_What you have to do_
From the entries provided below, copy each line that contains the word "initials".

━━━━━━

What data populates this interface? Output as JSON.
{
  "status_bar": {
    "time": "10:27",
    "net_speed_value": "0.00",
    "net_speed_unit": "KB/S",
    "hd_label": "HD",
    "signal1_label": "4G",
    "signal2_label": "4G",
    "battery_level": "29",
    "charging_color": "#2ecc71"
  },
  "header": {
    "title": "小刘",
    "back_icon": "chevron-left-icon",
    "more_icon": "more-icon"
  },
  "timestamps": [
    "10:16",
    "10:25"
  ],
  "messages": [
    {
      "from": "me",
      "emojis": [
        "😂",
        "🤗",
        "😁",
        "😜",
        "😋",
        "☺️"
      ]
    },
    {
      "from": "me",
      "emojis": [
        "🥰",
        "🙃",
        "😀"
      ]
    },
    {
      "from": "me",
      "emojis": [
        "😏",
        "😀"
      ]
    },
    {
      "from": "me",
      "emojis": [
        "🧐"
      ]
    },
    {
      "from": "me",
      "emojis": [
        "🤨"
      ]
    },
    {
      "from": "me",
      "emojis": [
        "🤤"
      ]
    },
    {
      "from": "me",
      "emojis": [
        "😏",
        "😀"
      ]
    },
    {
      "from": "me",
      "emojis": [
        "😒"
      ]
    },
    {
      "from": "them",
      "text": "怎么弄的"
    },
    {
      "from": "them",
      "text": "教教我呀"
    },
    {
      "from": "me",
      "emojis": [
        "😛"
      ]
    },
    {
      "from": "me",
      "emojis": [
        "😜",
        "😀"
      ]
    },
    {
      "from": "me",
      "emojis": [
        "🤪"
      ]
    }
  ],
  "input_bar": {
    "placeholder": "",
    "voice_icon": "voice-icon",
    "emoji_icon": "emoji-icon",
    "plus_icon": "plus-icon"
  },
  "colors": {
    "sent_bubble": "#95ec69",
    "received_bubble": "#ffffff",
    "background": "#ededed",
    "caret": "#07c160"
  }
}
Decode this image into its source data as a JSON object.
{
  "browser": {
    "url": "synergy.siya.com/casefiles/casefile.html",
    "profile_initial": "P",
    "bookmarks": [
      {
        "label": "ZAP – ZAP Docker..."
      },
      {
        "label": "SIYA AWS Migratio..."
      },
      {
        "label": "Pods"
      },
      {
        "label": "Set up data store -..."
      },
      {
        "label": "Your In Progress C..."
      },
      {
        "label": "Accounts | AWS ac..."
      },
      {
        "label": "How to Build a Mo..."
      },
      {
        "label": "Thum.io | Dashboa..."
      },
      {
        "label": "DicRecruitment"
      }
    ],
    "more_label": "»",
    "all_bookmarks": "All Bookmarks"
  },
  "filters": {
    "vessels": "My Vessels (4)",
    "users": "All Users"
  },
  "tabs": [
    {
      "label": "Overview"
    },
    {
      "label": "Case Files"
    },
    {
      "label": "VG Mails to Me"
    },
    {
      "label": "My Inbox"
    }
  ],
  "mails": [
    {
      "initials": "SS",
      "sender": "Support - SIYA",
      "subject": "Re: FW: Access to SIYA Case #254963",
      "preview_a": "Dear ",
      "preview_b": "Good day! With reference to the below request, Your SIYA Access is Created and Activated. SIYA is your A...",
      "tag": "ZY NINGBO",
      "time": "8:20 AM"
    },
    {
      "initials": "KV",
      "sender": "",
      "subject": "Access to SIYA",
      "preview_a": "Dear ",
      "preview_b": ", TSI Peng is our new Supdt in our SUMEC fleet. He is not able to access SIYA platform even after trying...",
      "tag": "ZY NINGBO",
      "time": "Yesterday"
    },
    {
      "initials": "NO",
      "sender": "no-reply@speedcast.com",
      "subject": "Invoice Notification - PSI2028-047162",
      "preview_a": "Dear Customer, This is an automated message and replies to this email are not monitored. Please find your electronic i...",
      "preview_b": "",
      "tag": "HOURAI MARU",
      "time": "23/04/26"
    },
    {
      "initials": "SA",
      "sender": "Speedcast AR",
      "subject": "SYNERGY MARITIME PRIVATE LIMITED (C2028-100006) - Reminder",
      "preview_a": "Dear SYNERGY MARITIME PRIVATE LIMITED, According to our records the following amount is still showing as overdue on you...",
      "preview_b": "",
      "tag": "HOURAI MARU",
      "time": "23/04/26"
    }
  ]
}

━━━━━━

_Solution to the exercise_
      "initials": "SS",
      "initials": "KV",
      "initials": "NO",
      "initials": "SA",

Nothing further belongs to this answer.